Memories

For the past two decades, New Year’s Day has had memories of loss mixed in with the anticipation of the coming year.  Mother passed away on January 1, 1998, and while a day doesn’t go by when I don’t think of her, the memories are especially poignant on New Year’s Day. Thankfully, mother’s life left many legacies in her family, her church, and her community.  Mom’s love of family never changed and was unconditional. She loved each one of us as individuals who had unique gifts and ways to serve. The lives lived by her children, grandchildren, great-grandchildren (who she never met) and in-laws are part of her legacy. Her commitment to her faith and her church was just as strong.  She was a life-long reader (as was my father) and she shared that love through her decades of service at church libraries in Tennessee.  She also believed in the power of women in the church, and became the first female deacon at First Baptist in Murfreesboro.  Mom served her communities in so many ways, …

Living at the Intersection of Past, Present, and Future

(Note:  I made the following remarks at the funeral of Dr. James K. Huhta on Monday, May 8, 2017, in Murfreesboro, Tennessee.  Jim was the founder of the Historic Preservation Program at Middle Tennessee State University, an early mentor in the field, and—along with his wife Mary who died 11 months earlier—a dear friend.) I thought I would start my remarks with a history joke…but they’re all too old.
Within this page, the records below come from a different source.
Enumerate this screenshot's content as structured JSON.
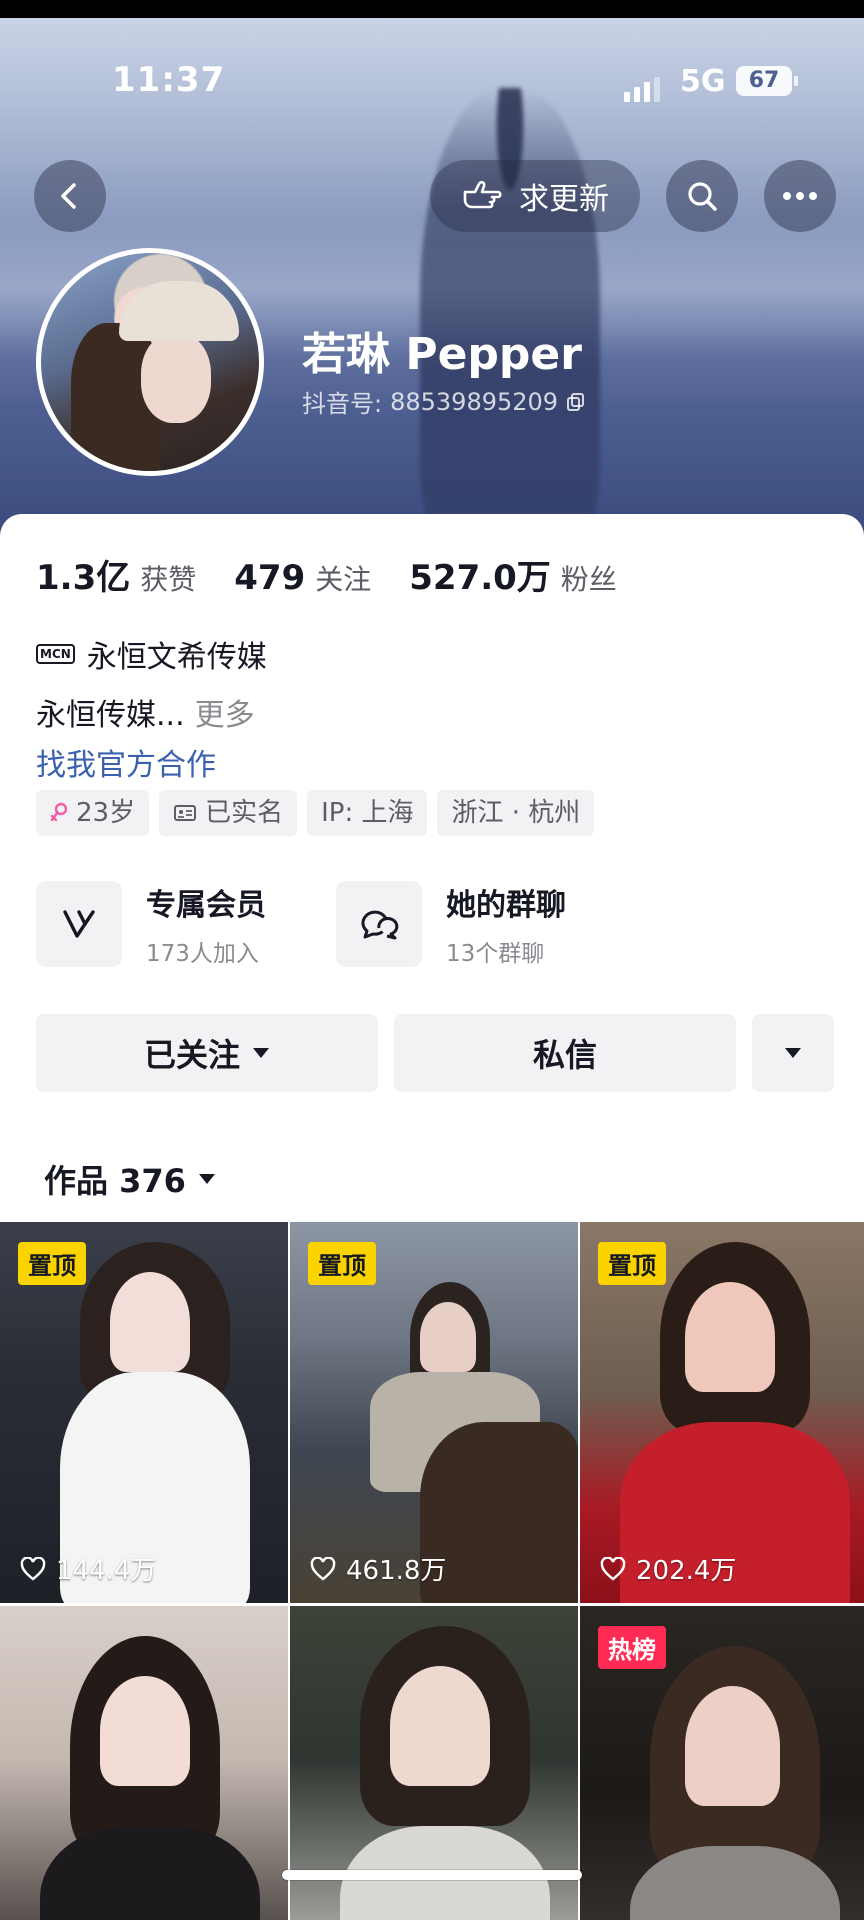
{
  "status_bar": {
    "time": "11:37",
    "network": "5G",
    "battery": "67"
  },
  "header": {
    "request_update_label": "求更新"
  },
  "profile": {
    "name": "若琳 Pepper",
    "douyin_id_label": "抖音号:",
    "douyin_id": "88539895209"
  },
  "stats": [
    {
      "value": "1.3亿",
      "label": "获赞"
    },
    {
      "value": "479",
      "label": "关注"
    },
    {
      "value": "527.0万",
      "label": "粉丝"
    }
  ],
  "mcn": {
    "badge": "MCN",
    "name": "永恒文希传媒"
  },
  "bio": {
    "text": "永恒传媒...",
    "more": "更多"
  },
  "cooperation_link": "找我官方合作",
  "tags": [
    {
      "text": "23岁",
      "icon": "female-icon"
    },
    {
      "text": "已实名",
      "icon": "id-card-icon"
    },
    {
      "text": "IP: 上海"
    },
    {
      "text": "浙江 · 杭州"
    }
  ],
  "features": [
    {
      "title": "专属会员",
      "subtitle": "173人加入",
      "icon": "vip-icon"
    },
    {
      "title": "她的群聊",
      "subtitle": "13个群聊",
      "icon": "group-chat-icon"
    }
  ],
  "actions": {
    "follow": "已关注",
    "message": "私信"
  },
  "works_tab": {
    "label": "作品 376"
  },
  "videos": [
    {
      "badge": "置顶",
      "badge_type": "pin",
      "likes": "144.4万"
    },
    {
      "badge": "置顶",
      "badge_type": "pin",
      "likes": "461.8万"
    },
    {
      "badge": "置顶",
      "badge_type": "pin",
      "likes": "202.4万"
    },
    {
      "badge": "",
      "badge_type": "none",
      "likes": ""
    },
    {
      "badge": "",
      "badge_type": "none",
      "likes": ""
    },
    {
      "badge": "热榜",
      "badge_type": "hot",
      "likes": ""
    }
  ],
  "colors": {
    "accent_link": "#3b62ad",
    "pin_badge": "#fbd400",
    "hot_badge": "#fe2c55",
    "header_dark": "#3a4a7c"
  }
}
Feel free to groan, because I will keep on with the bad puns and jokes if you don’t.  Just as Jim would have done. In recent days, I have talked with people who knew Jim from all walks of life. We all acknowledge the deep pain of the past year to the family, friends, and this community. But like these friends and colleagues, I want to reflect today on his many accomplishments and his impact on others, before the inexplicable challenges of recent years became too much for him to bear. Several people recounted how Jim’s optimism for the future set them on a path which …
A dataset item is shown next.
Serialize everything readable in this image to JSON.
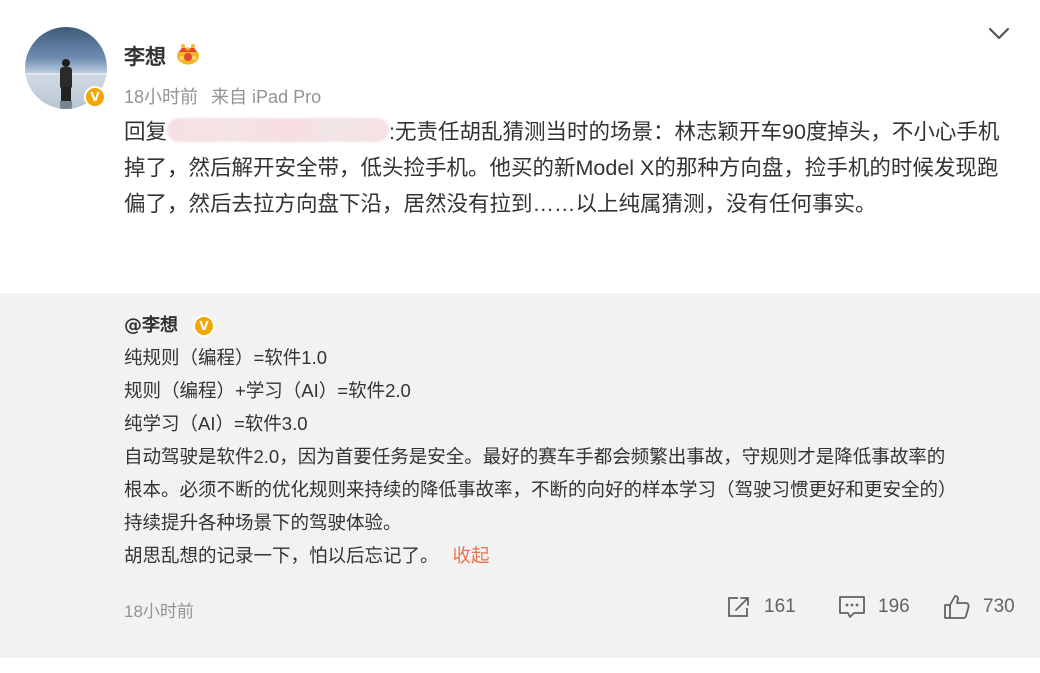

Going Out in a Blaze of Glory

Last evening’s Commemoration of All Faithful Departed service at our church was beautiful and personally meaningful.  I had it marked on my calendar for some time, as I wanted to attend to remember my father, who passed away earlier this year. The choir’s music was beautiful, with Mozart’s Requiem interspersed between the readings.  The first of those readings is from the Book of Wisdom and begins, “The souls of the righteous are in the hand of God, and no torment shall ever touch them.” We put the names of loved ones departed into a basket, and during the prayers of the people each name was read while members of the congregation could come forward and light a candle. (As an aside, I loved hearing baseball legend Monte Irvin remembered among the departed.) Lovely. Thoughtful. Deeply moving. And when I saw that The Rev. Emily Griffin was the evening’s preacher, I knew all three of those feelings would continue.  We have three very insightful and thoughtful priests who enlighten us each in their own way with …